Average Life of a Guy in a NUST Society
During my first week at NUST, a few people entered the class one day to share details about one of the many societies in this university. They handed us flyers that included a dozen or so incentives for joining: ‘Discounts at our events’, ‘Preference over non-members’, ‘Free mugs and t-shirts!’ and, the one that actually caught my attention, ‘Free guitar lessons! Become a member for just Rs.100’.
I immediately started daydreaming about joining these societies as an executive, and having the liberty to enjoy all these freebies.
If only it was as easy as that.
This might be one of the hardest phases in your journey. No matter how many interviews you’ve given in the past, what positions you have held in other societies before, the number of times you have practiced your social skills, you will still get a cold shoulder 15 minutes before every single interview.
It all starts with an awkward introduction of yourself followed by a dozen fake compliments when asked the inevitable question: “Why do you want to be part of this society?”
You: “Psssfffttt, well, obviously because this society is far superior to the others.” (And then go on to repeat the same response to all the other societies.)
And then the guilt-tripping: “Would you leave an event of another society for an event of this society?”
You: “Psssfffttt, obviously!” (While knowing well you would leave both of them for a good sleep.)
The First Task
Skipping the part where you beg your director friends “Yaar, in kara”, you are finally a member of a particular society and sitting at the uncomfortable ice-breaking session at the orientation.
As your first task, your director tells you to make a minute sheet, create a poster or a typeform, or find a sponsor – and, suddenly, you forget how to talk on the phone or turn on a computer. Even after you manage to get the task done, you continue being paranoid and succeed in convincing yourself that you didn’t do a good enough job so you should do it over until (and if) you are satisfied.
This is a hypothetical situation when the meeting actually does take place instead of being cancelled for petty reasons.
“I can’t come, I have a class around that time.”
“I have to get home urgently.”
“I have a meeting with another society.” (Which is obviously more important than you will ever be.)
Well, you get the gist.
It’s also one of those unfathomable mysteries of the universe that a meeting always takes place the furthest distance from your current position.
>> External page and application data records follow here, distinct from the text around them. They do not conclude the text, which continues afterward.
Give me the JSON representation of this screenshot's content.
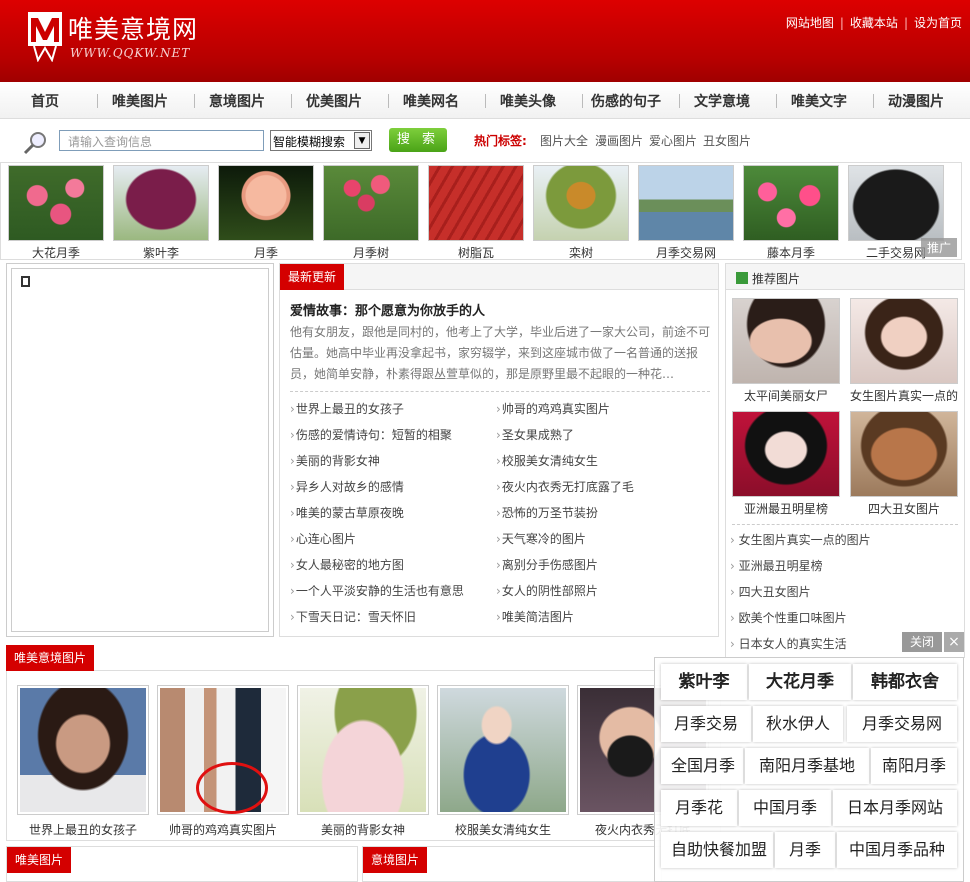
{
  "header": {
    "site_name": "唯美意境网",
    "site_url": "WWW.QQKW.NET",
    "top_links": [
      "网站地图",
      "收藏本站",
      "设为首页"
    ]
  },
  "nav": [
    "首页",
    "唯美图片",
    "意境图片",
    "优美图片",
    "唯美网名",
    "唯美头像",
    "伤感的句子",
    "文学意境",
    "唯美文字",
    "动漫图片"
  ],
  "search": {
    "placeholder": "请输入查询信息",
    "mode": "智能模糊搜索",
    "button": "搜 索",
    "hot_label": "热门标签:",
    "hot_tags": [
      "图片大全",
      "漫画图片",
      "爱心图片",
      "丑女图片"
    ]
  },
  "strip": {
    "items": [
      "大花月季",
      "紫叶李",
      "月季",
      "月季树",
      "树脂瓦",
      "栾树",
      "月季交易网",
      "藤本月季",
      "二手交易网"
    ],
    "ad_label": "推广"
  },
  "latest": {
    "tab": "最新更新",
    "story_title": "爱情故事：那个愿意为你放手的人",
    "story_text": "他有女朋友，跟他是同村的，他考上了大学，毕业后进了一家大公司，前途不可估量。她高中毕业再没拿起书，家穷辍学，来到这座城市做了一名普通的送报员，她简单安静，朴素得跟丛萱草似的，那是原野里最不起眼的一种花…",
    "left_links": [
      "世界上最丑的女孩子",
      "伤感的爱情诗句：短暂的相聚",
      "美丽的背影女神",
      "异乡人对故乡的感情",
      "唯美的蒙古草原夜晚",
      "心连心图片",
      "女人最秘密的地方图",
      "一个人平淡安静的生活也有意思",
      "下雪天日记：雪天怀旧"
    ],
    "right_links": [
      "帅哥的鸡鸡真实图片",
      "圣女果成熟了",
      "校服美女清纯女生",
      "夜火内衣秀无打底露了毛",
      "恐怖的万圣节装扮",
      "天气寒冷的图片",
      "离别分手伤感图片",
      "女人的阴性部照片",
      "唯美简洁图片"
    ]
  },
  "recommend": {
    "title": "推荐图片",
    "pics": [
      "太平间美丽女尸",
      "女生图片真实一点的",
      "亚洲最丑明星榜",
      "四大丑女图片"
    ],
    "links": [
      "女生图片真实一点的图片",
      "亚洲最丑明星榜",
      "四大丑女图片",
      "欧美个性重口味图片",
      "日本女人的真实生活"
    ]
  },
  "gallery": {
    "tab": "唯美意境图片",
    "items": [
      "世界上最丑的女孩子",
      "帅哥的鸡鸡真实图片",
      "美丽的背影女神",
      "校服美女清纯女生",
      "夜火内衣秀无打底"
    ]
  },
  "bottom_tabs": [
    "唯美图片",
    "意境图片"
  ],
  "float_ad": {
    "close": "关闭",
    "close_x": "×",
    "keywords": [
      [
        "紫叶李",
        "大花月季",
        "韩都衣舍"
      ],
      [
        "月季交易",
        "秋水伊人",
        "月季交易网"
      ],
      [
        "全国月季",
        "南阳月季基地",
        "南阳月季"
      ],
      [
        "月季花",
        "中国月季",
        "日本月季网站"
      ],
      [
        "自助快餐加盟",
        "月季",
        "中国月季品种"
      ]
    ]
  },
  "colors": {
    "brand_red": "#c40000",
    "search_green": "#5cb522",
    "hot_red": "#cc0000"
  }
}
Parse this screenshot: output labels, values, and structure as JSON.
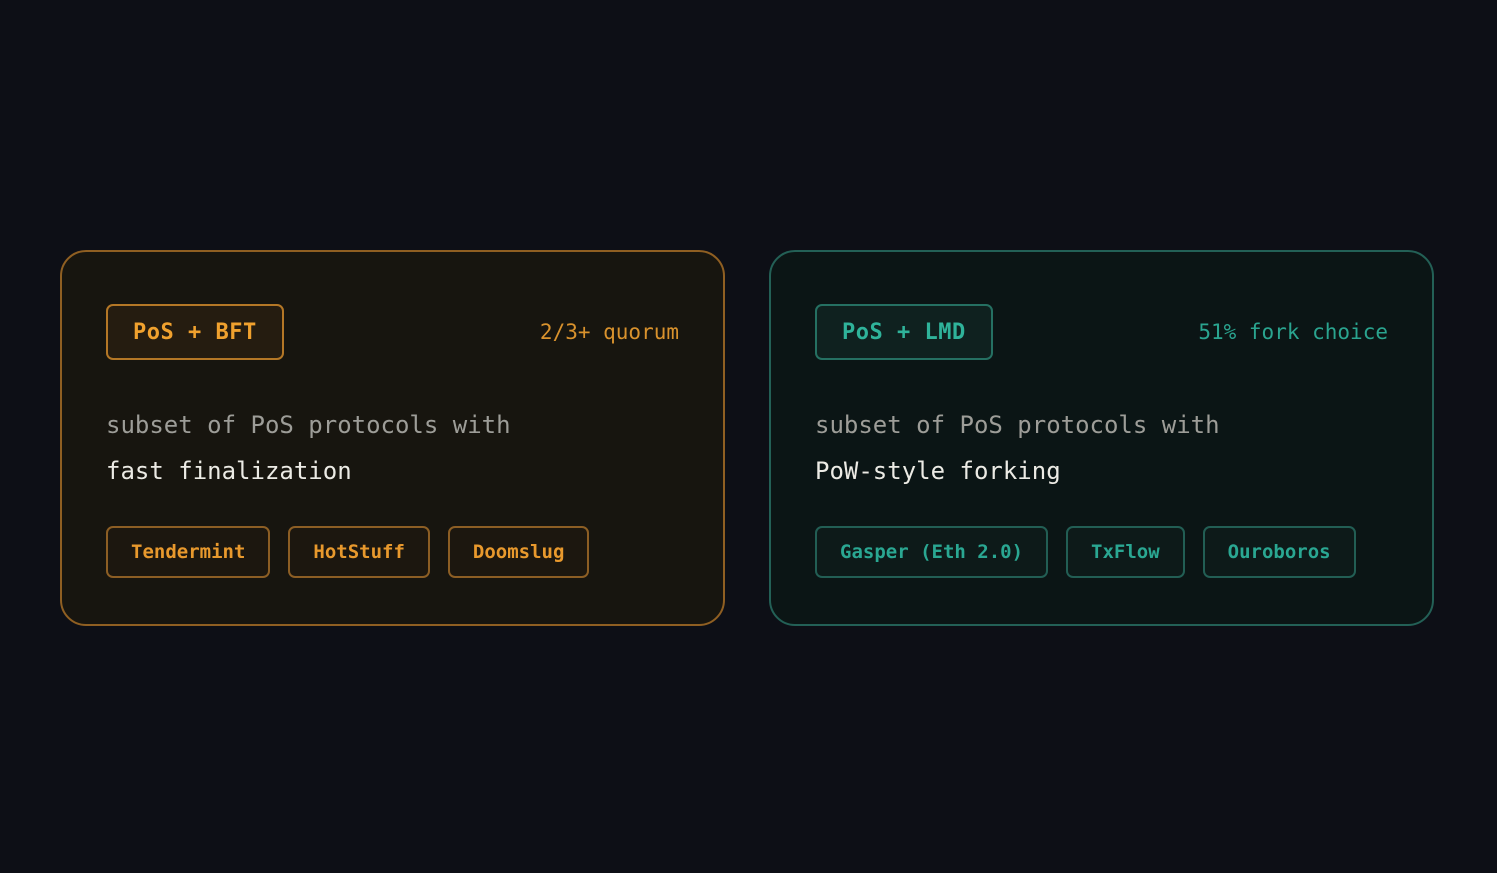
{
  "cards": [
    {
      "badge": "PoS + BFT",
      "note": "2/3+ quorum",
      "line1": "subset of PoS protocols with",
      "line2": "fast finalization",
      "tags": [
        "Tendermint",
        "HotStuff",
        "Doomslug"
      ],
      "accent": "#f0a12e"
    },
    {
      "badge": "PoS + LMD",
      "note": "51% fork choice",
      "line1": "subset of PoS protocols with",
      "line2": "PoW-style forking",
      "tags": [
        "Gasper (Eth 2.0)",
        "TxFlow",
        "Ouroboros"
      ],
      "accent": "#2fb39a"
    }
  ]
}
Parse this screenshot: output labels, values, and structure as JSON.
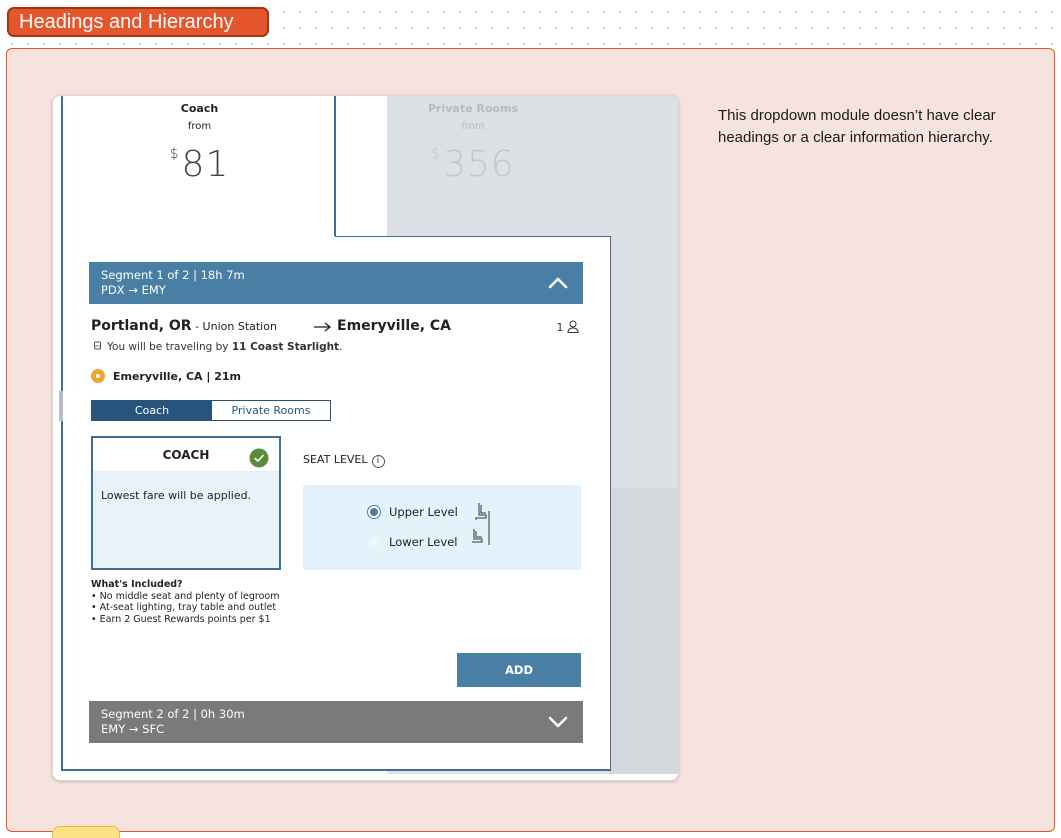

If you are in SMME, the meeting will probably be in IESE, and if you are in NICE, the meeting will be held at C1.
And when you finally reach your destination while risking your life in the process, the director just ends up saying, “I’ll tell you the details in the group chat,” which makes you question the reason for the formality in the first place.
The Day of the Event
Need I say more?